Schedule A Interest Deductions
When filing your individual taxes, you may remember that you have the option of itemizing your deductions or taking a standard deduction. If you itemize your deductions, then you will use a form called the Schedule A. When using software or a paid service, this form is typically auto generated for you. For a look at the 2010 tax year Schedule A, click here. On the Schedule A, lines 10 and 11 allow you to deduct mortgage interest as a valid expense paid throughout the tax year being filed. You will receive a 1098 from your financial institution stating how much mortgage interest you paid and can subsequently claim on your tax return. The mortgage interest you are allowed to claim on a Schedule A is mortgage interest for a primary or a secondary home.
There are two cases when you could claim rental mortgage interest on the Schedule A. If your rental property is used for personal use more than 14 days or 10% of the amount of time that it is rented while it is in service as a rental property, then it may be treated as a secondary home. As a secondary home, the mortgage interest can be claimed on a Schedule A. Also, if your home was converted from personal use to a rental property during the year, then the mortgage interest that was paid while it was in service for personal use can be claimed on a Schedule A. If neither of these are the case, then the mortgage interest paid on your rental property would not be claimed on a Schedule A, rather the Schedule E. In most situations, though not all, it is more beneficial for you to claim mortgage interest on a Schedule E. You will want to figure out your final tax liability using both methods, if allowed, before making a final decision.

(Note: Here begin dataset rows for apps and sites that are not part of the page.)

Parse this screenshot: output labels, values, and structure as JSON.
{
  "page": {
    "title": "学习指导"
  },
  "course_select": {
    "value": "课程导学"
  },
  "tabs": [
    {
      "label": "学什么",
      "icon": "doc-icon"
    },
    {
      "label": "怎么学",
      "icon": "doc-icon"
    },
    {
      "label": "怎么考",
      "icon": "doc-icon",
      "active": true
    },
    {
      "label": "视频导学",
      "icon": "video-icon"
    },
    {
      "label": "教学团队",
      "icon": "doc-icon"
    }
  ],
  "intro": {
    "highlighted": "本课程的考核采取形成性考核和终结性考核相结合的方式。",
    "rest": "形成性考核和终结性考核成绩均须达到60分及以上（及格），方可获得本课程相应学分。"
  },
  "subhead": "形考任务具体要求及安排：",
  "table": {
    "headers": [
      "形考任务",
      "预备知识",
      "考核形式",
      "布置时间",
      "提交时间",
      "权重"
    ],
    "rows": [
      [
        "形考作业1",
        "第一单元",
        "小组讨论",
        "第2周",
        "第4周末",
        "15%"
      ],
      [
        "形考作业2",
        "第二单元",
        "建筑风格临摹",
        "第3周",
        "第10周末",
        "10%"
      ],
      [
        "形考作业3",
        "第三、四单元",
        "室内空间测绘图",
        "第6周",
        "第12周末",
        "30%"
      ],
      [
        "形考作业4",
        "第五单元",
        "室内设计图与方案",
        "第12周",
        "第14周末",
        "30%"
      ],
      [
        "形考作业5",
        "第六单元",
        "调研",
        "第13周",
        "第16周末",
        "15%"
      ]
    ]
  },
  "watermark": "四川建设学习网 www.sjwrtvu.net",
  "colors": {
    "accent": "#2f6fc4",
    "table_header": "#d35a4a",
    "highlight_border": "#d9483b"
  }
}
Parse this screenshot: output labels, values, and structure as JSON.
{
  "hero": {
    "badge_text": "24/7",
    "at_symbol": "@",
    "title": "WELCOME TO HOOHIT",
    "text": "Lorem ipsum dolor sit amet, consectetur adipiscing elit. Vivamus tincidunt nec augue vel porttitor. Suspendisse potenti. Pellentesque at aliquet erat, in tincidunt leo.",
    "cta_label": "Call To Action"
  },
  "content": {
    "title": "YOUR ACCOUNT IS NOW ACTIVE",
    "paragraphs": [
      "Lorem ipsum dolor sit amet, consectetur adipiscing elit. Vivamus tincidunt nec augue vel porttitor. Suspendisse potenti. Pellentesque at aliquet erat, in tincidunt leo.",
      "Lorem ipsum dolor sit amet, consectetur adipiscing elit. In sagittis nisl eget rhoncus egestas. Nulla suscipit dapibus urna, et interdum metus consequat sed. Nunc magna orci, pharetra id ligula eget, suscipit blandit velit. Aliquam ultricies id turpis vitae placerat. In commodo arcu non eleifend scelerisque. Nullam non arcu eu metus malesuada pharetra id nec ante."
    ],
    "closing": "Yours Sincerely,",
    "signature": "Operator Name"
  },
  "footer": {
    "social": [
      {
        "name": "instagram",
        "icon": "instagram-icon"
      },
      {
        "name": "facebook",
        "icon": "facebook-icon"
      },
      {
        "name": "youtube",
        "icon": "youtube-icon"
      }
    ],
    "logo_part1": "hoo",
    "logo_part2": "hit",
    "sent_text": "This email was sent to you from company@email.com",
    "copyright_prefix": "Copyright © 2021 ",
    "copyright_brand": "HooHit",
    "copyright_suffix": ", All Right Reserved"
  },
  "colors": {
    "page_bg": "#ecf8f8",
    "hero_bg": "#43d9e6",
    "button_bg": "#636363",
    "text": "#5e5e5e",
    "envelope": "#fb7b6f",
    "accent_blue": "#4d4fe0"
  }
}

To view the IRS instructions for the Schedule A from 2010, click here.
Tax Implications of a Rental Property
As previously mentioned, when filing taxes for a rental property, the form you will need to use is the Schedule E. In most cases, the Schedule E will offer the best tax benefit for rental property owners. If you lived in your rental property for more than 14 days or 10% of the time it was used as a rental, then you may not claim expenses exceeding income. What this means is that if you incurred expenses of $10,000 but only received income of $5,000 then you can only claim $5,000 of expenses to offset the income. In some cases, it may be more beneficial to treat your rental property as a second home, if it qualifies, and claim the expenses on the Schedule A. The only way to know which way is more beneficial is by calculating your taxes using both methods, and finding out which allows you the most deductions.
If your rental property does not qualify as a secondary home, and was rented for the entire year or the entire time after it was converted to a rental property, then you will need to file a Schedule E to claim the gain or loss that was incurred from your rental activity. To find the Schedule E for 2010, click here. The Schedule E helps you to maximize the amount of expenses that you deduct. Can you claim mortgage interest on rental property with a Schedule E form? Yes, line 12 under Expenses allows you to deduct mortgage interest paid for the rental property. The Schedule E has many other facets, so before you fill the form out and miss some expenses, make sure to read the instructions, here.
When determining whether or not you can claim mortgage interest for a rental property, the answer is undeniably a yes. The answer of where is a complex one depending on your situation. In conclusion, you will fall into one of a few categories:
1. The property was rented for the entire year.
2. The property was converted mid-year into a rental property.
3. The property is a vacation home which may be considered a secondary home or a rental property.
In each of these cases, you will find different answers to the question of where to claim mortgage interest. However, the answer will always be either the Schedule A or the Schedule E.